Staff and wire
RICHMOND, Va. —
Gov. Terry McAuliffe has successfully vetoed two religious expression bills and legislation that would have granted people who receive red-light tickets the right to contest citations in circuit court.
The Virginia Senate voted Wednesday to uphold McAuliffe’s vetoes during a one-day legislative meeting commonly referred to as the “veto session.”
“All three of the governor’s vetoes were upheld,” State Senator Phillip P. Puckett, D-Russell, said. He said that the annual veto session ended at 5:15 p.m. “This is the earliest we have been able to leave Richmond on a veto day since I’ve been up here.” Puckett took office in 1998.
McAuliffe had vetoed a bill that would have codified a student’s right to pray at school. Another would have prohibited censorship of sermons given by chaplains of the Virginia National Guard.
The American Civil Liberties Union of Virginia praised the Senate’s votes, while the conservative Family Foundation condemned them.
“Two of my bills were killed in the house,” Puckett said. “I had a bill that would prevent geriatric prisoners from being eligible for parole if they still are under a protective order,” Puckett said of SB 561. “The Senate overruled the governor’s veto, but the house did not.

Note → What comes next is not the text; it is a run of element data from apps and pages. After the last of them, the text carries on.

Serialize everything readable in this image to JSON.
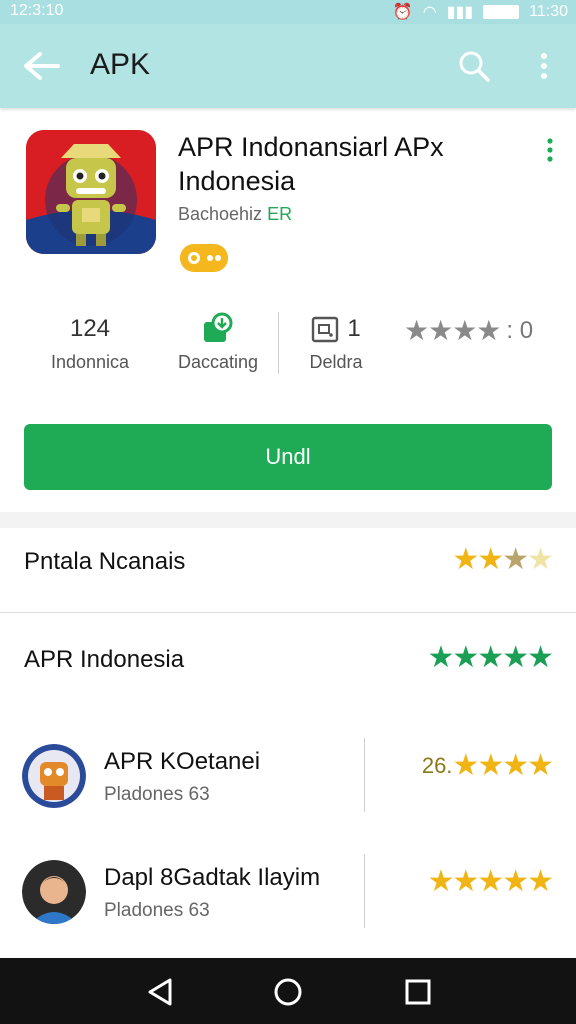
{
  "status_bar": {
    "time": "12:3:10",
    "clock": "11:30"
  },
  "app_bar": {
    "title": "APK"
  },
  "app": {
    "title": "APR Indonansiarl APx Indonesia",
    "developer": "Bachoehiz",
    "developer_badge": "ER"
  },
  "stats": [
    {
      "value": "124",
      "label": "Indonnica"
    },
    {
      "value": "",
      "label": "Daccating"
    },
    {
      "value": "1",
      "label": "Deldra"
    }
  ],
  "rating_stat": {
    "stars": "★★★★",
    "value": ": 0"
  },
  "install_button": {
    "label": "Undl"
  },
  "sections": [
    {
      "title": "Pntala Ncanais",
      "stars": "★★★★★"
    },
    {
      "title": "APR Indonesia",
      "stars": "★★★★★"
    }
  ],
  "related": [
    {
      "name": "APR KOetanei",
      "sub": "Pladones 63",
      "rating": "26.",
      "stars": "★★★★"
    },
    {
      "name": "Dapl 8Gadtak Ilayim",
      "sub": "Pladones 63",
      "rating": "",
      "stars": "★★★★★"
    }
  ],
  "colors": {
    "accent": "#1faa55",
    "app_bar": "#b2e4e4",
    "star_gold": "#f0b515",
    "star_green": "#1a9f55"
  },
  "icons": [
    "back-arrow-icon",
    "search-icon",
    "more-vert-icon",
    "app-icon",
    "download-icon",
    "calendar-icon",
    "star-icon",
    "nav-back-icon",
    "nav-home-icon",
    "nav-recents-icon"
  ]
}
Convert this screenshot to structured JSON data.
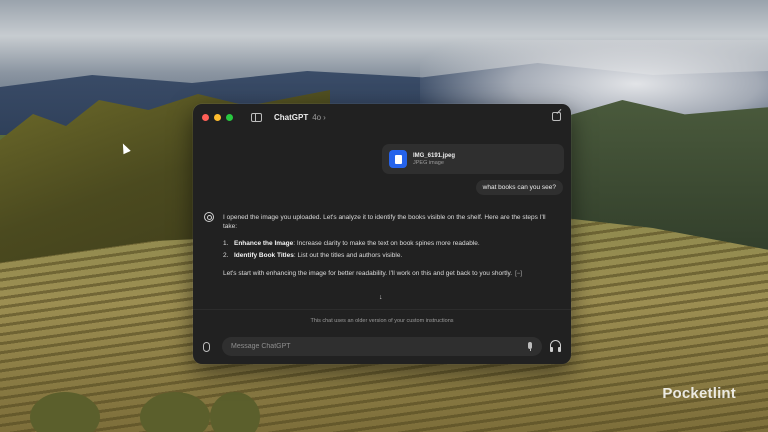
{
  "desktop": {
    "watermark": "Pocketlint"
  },
  "window": {
    "app_title": "ChatGPT",
    "model": "4o",
    "chevron": "›",
    "icons": [
      "sidebar-icon",
      "new-chat-icon"
    ]
  },
  "attachment": {
    "file_name": "IMG_6191.jpeg",
    "file_type": "JPEG image",
    "icon": "document-icon",
    "icon_color": "#2563eb"
  },
  "user_message": "what books can you see?",
  "assistant": {
    "intro": "I opened the image you uploaded. Let's analyze it to identify the books visible on the shelf. Here are the steps I'll take:",
    "steps": [
      {
        "num": "1.",
        "title": "Enhance the Image",
        "text": ": Increase clarity to make the text on book spines more readable."
      },
      {
        "num": "2.",
        "title": "Identify Book Titles",
        "text": ": List out the titles and authors visible."
      }
    ],
    "closing": "Let's start with enhancing the image for better readability. I'll work on this and get back to you shortly.",
    "closing_marker": "[−]"
  },
  "scroll_down": "↓",
  "footer": {
    "notice": "This chat uses an older version of your custom instructions",
    "composer_placeholder": "Message ChatGPT",
    "icons": [
      "paperclip-icon",
      "microphone-icon",
      "headphones-icon"
    ]
  },
  "colors": {
    "window_bg": "#212121",
    "bubble_bg": "#2f2f2f",
    "accent_blue": "#2563eb"
  }
}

“I had another bill (SB 551) that would have included the Cranes Nest River in the Virginia Scenic Rivers System,” Puckett said. “It had passed the Senate and some of the delegates in the House added an amendment to include rivers in their districts before it passed the House. The governor removed the House amendments and took the bill back to the original, and the House overrode that.”

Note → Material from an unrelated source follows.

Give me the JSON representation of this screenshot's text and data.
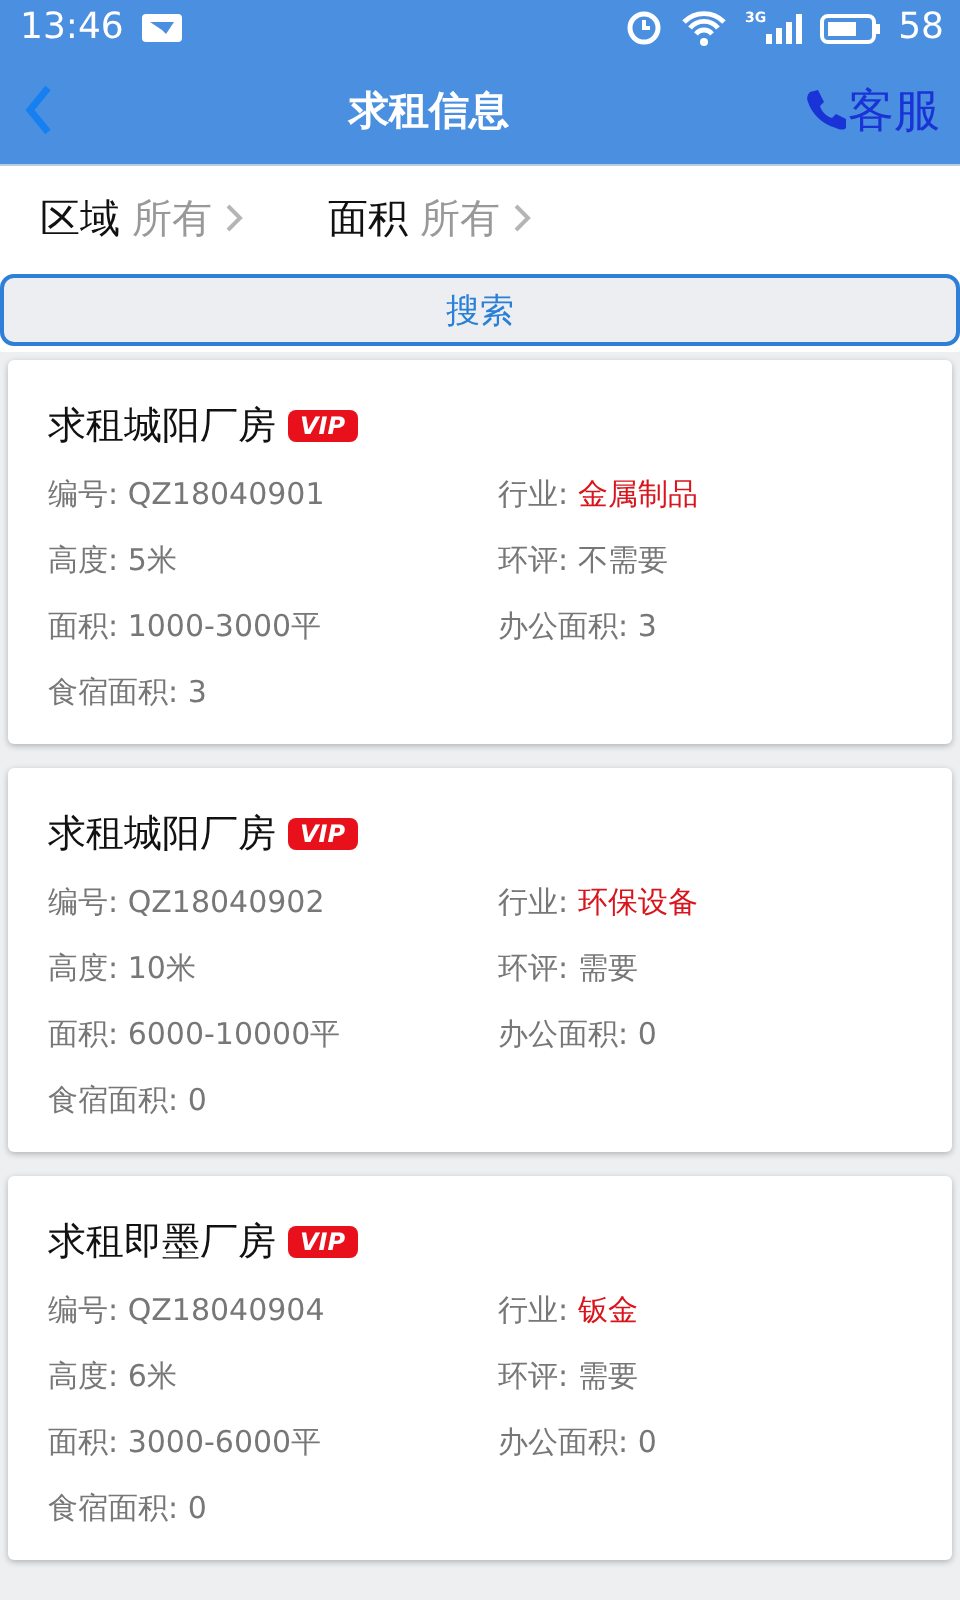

The General Assembly did not take up the state’s proposed $96 billion two-year budget. Republicans and Democrats remain deadlocked on whether the budget should include expanding Medicaid eligibility.
“We don’t have a bill in conference,” Puckett said. “It wouldn’t surprise me if it goes into June. Several people have expressed concerns about the open-ended session. Senator (Richard L.) Saslaw (D-Fairfax) reminded us that former Gov. Tim Kaine signed a budget bill on June 30, 2006,” Puckett said.